We often try to bury the past—to forget the pain and suffering. That can be a good thing if we move on with life and find fulfillment. But often that buried past comes to haunt us. It may actually prevent the good life we hope for in the future until it is recognized and addressed.
Abraham Bursztein (Miguel Ángel Solá) is an 88 year old Holocaust survivor who has made a life for himself in Buenos Aires. But his health is failing. His children have sold his home and he is scheduled to move into a retirement home. But he has a secret plan to make one last trip—to return to Poland to take a suit to the Christian friend who saved his life after the War. But this is a trip that is not just about the gratitude he owes that friend; it is also about the resentments he has carried all these years.
The film is a road movie of his trip to find what has been missing from his life. In part the trip is an attempt to be in control of his life. His children have made all the decisions for him. But the trip is also driven by a long-forgotten promise. His life cannot be complete while that promise has not been fulfilled. He sees this as a one-way trip, as though he is doing this as one final task before he is ready for the end.
Abraham is a severe, judgmental, and bitter man who holds grudges forever. His family knows that he considers “Poland” a dirty word. As he makes this trip he refuses to say the word himself. He’ll only show a piece of paper with the word on it. We know that Poland is where terrible things happened to him. He continues to hold on to the anger against Poland, and even more Germany.
This road trip turns into a series of encounters that put his anger in perspective. He keeps meeting people who, in spite of his cheerlessness and even rudeness, seek to help him. Each of these people bring a touch of grace into his life. He begins to connect with them in ways that start to knock down the walls of his anger. When he comes to his final destination, we learn that what he is really trying to return to is the place where he first met grace in the actions of another. This time grace was a chance to return to life after being in the realm of death that was the Holocaust.

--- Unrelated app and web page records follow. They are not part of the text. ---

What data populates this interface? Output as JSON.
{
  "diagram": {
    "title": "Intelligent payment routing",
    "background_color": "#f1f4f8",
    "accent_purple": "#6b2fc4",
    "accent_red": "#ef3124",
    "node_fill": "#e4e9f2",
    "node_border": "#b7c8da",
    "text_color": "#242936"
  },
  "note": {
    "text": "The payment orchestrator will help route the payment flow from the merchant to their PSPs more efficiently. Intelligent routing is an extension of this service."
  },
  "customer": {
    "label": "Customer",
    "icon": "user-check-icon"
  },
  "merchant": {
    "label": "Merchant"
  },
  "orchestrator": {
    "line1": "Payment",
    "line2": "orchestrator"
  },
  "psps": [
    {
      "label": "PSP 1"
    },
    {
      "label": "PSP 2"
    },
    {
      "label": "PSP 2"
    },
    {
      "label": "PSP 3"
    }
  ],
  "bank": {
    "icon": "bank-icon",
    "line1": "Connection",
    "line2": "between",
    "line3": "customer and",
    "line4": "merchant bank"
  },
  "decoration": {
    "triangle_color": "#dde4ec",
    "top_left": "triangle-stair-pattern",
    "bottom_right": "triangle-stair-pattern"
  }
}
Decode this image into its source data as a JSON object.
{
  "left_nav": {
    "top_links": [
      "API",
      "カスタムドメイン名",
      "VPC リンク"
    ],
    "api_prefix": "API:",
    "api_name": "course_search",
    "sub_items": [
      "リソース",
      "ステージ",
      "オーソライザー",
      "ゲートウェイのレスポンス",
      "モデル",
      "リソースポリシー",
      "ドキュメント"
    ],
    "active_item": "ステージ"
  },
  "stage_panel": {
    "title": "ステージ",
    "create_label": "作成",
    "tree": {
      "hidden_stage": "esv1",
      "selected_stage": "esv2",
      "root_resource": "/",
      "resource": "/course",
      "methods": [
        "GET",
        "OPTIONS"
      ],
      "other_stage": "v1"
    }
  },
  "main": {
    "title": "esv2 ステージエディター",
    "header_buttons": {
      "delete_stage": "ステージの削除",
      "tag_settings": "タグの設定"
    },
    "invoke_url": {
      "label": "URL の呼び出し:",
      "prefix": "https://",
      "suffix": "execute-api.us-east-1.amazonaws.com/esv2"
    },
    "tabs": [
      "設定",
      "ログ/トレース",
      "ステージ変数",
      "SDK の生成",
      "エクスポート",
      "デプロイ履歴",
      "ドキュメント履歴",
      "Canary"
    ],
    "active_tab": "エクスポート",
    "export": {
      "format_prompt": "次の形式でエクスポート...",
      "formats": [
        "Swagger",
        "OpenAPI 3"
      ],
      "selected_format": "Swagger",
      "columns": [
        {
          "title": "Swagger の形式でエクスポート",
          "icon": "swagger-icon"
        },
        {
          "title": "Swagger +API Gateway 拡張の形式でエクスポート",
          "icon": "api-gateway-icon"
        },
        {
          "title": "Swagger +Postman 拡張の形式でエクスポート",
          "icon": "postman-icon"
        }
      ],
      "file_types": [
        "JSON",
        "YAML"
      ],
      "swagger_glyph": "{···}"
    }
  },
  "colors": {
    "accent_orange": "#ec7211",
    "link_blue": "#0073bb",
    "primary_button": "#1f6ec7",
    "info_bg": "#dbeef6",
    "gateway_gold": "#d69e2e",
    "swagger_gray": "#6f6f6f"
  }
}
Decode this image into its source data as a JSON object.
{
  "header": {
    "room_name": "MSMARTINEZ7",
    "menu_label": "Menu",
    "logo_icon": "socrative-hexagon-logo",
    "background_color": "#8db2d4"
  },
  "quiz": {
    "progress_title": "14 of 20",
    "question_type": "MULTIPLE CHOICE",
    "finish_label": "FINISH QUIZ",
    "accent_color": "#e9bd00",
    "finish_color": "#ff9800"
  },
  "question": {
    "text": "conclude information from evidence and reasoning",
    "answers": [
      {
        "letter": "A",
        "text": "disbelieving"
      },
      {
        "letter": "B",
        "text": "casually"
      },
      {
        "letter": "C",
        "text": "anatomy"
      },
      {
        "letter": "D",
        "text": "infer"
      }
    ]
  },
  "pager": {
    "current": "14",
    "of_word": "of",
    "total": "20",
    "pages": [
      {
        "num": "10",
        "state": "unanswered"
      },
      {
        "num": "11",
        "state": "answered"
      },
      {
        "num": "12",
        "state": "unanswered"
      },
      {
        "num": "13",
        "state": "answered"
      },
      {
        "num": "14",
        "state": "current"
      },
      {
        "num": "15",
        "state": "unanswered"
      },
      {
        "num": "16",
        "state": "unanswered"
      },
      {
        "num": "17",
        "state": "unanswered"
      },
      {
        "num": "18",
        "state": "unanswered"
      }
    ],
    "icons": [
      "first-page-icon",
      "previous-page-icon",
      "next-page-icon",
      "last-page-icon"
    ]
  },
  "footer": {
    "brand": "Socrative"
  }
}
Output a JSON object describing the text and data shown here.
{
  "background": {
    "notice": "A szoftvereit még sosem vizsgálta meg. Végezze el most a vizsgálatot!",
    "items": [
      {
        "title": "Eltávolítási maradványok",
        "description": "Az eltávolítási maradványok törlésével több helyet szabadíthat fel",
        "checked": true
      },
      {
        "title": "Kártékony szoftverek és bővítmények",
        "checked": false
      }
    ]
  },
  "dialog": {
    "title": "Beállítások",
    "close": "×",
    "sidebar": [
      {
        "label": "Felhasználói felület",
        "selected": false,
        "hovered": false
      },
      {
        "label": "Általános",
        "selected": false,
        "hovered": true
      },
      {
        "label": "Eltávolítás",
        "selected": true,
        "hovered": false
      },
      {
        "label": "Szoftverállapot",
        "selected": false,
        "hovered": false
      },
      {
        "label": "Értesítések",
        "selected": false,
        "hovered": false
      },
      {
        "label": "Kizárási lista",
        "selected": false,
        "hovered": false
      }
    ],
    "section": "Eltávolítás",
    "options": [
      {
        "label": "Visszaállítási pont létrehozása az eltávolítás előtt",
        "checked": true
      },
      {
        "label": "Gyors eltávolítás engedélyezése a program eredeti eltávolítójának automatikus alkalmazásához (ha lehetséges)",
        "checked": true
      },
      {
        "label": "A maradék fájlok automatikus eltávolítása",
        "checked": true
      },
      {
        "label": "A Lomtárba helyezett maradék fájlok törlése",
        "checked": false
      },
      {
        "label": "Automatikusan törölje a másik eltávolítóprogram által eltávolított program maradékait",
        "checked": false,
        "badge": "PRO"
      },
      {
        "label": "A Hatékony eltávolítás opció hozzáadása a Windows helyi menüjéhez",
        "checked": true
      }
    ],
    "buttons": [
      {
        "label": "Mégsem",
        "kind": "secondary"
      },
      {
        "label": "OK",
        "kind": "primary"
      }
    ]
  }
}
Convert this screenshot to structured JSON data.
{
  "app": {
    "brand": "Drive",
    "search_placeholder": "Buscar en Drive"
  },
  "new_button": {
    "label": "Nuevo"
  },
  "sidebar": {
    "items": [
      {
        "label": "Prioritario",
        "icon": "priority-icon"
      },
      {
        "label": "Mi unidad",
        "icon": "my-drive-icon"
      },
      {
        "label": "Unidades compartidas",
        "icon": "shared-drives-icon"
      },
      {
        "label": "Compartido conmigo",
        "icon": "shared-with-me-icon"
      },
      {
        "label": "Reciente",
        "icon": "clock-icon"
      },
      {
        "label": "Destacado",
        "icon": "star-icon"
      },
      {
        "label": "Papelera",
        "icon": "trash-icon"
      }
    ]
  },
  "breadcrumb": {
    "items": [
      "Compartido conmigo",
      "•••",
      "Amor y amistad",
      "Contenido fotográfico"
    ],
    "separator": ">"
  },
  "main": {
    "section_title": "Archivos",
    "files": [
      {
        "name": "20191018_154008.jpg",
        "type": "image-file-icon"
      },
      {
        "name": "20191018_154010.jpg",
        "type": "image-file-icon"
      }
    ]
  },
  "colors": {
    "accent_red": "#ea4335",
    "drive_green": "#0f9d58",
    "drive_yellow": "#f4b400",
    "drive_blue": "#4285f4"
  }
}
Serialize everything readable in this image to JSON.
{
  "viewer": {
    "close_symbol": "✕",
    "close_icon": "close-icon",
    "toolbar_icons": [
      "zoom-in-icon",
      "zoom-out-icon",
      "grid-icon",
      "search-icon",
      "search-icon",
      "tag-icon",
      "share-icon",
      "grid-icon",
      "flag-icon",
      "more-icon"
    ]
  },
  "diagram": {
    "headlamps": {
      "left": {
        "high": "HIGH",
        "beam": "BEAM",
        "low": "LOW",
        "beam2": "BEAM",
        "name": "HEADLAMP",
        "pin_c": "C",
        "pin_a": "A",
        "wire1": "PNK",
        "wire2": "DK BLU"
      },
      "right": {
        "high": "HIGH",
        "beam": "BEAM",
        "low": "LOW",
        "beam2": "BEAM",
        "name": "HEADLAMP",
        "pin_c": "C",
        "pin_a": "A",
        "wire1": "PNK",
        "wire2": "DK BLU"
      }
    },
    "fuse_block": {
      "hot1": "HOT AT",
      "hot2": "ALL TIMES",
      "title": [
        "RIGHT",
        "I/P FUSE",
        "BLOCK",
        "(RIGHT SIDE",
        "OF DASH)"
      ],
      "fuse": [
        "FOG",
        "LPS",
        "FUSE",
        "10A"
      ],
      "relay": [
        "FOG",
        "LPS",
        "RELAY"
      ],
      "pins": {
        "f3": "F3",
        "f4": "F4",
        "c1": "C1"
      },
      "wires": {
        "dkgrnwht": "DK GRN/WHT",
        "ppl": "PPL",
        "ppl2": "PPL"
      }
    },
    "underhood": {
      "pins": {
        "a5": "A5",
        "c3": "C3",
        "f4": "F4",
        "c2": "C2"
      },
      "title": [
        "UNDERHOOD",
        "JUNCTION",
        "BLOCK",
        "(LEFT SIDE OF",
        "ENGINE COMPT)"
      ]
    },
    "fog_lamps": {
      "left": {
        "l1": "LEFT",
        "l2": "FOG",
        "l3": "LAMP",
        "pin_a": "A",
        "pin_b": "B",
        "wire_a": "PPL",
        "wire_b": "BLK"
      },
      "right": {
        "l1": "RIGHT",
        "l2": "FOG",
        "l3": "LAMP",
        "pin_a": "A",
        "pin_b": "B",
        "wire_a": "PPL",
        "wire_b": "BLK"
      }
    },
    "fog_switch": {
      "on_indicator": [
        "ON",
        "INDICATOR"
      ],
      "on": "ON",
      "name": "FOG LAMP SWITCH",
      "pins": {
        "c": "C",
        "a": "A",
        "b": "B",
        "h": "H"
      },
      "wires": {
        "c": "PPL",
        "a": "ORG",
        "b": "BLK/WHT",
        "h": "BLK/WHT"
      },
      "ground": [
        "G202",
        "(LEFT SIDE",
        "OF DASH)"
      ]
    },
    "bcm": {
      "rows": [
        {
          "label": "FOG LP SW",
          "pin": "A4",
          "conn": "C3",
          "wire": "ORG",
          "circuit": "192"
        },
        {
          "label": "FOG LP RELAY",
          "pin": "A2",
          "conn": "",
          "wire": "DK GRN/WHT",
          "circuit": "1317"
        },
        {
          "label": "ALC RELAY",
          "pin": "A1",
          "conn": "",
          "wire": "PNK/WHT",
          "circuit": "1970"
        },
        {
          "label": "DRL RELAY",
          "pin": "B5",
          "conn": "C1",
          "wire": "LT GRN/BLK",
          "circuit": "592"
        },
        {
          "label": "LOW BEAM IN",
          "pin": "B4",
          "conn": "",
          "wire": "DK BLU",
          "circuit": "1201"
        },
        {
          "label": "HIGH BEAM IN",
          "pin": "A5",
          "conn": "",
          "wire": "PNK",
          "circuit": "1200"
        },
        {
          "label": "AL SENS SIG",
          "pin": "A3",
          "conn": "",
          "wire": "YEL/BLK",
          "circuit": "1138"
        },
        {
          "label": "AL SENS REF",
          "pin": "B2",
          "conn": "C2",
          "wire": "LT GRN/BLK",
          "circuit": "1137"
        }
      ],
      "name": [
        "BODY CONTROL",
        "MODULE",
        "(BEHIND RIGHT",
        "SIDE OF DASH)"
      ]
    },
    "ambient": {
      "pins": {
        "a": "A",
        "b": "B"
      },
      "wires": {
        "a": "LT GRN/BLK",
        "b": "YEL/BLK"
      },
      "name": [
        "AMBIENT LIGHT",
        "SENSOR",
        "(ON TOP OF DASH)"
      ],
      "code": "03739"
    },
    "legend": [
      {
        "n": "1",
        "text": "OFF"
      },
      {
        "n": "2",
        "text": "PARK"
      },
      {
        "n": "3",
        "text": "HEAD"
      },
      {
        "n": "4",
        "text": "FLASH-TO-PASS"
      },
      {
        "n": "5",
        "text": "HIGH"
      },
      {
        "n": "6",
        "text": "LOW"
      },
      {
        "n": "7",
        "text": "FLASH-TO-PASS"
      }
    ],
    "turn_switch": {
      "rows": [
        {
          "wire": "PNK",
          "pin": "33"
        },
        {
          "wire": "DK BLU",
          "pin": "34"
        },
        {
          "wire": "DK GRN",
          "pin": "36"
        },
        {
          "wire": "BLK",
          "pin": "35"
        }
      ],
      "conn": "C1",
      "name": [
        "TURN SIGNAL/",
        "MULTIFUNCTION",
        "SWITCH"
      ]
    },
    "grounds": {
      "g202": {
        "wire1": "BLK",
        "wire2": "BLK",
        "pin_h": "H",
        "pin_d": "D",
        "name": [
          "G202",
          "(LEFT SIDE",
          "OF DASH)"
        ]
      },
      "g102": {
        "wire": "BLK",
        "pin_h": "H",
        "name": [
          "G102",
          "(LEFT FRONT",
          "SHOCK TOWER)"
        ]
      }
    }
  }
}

When those walls are finally destroyed, Abraham is then free to love as he has not done for many years.
Watching the film, I constantly wondered why these people would respond to Abraham with kindness when he was always so mean-spirited. But then that is what makes it grace. Grace reaches out to those who do not deserve it. It is freely offered just because it is needed. The film does not talk about God, but it does show the way God—and God’s people—touch lives and bring new life.
Photos courtesy of Outsider Pictures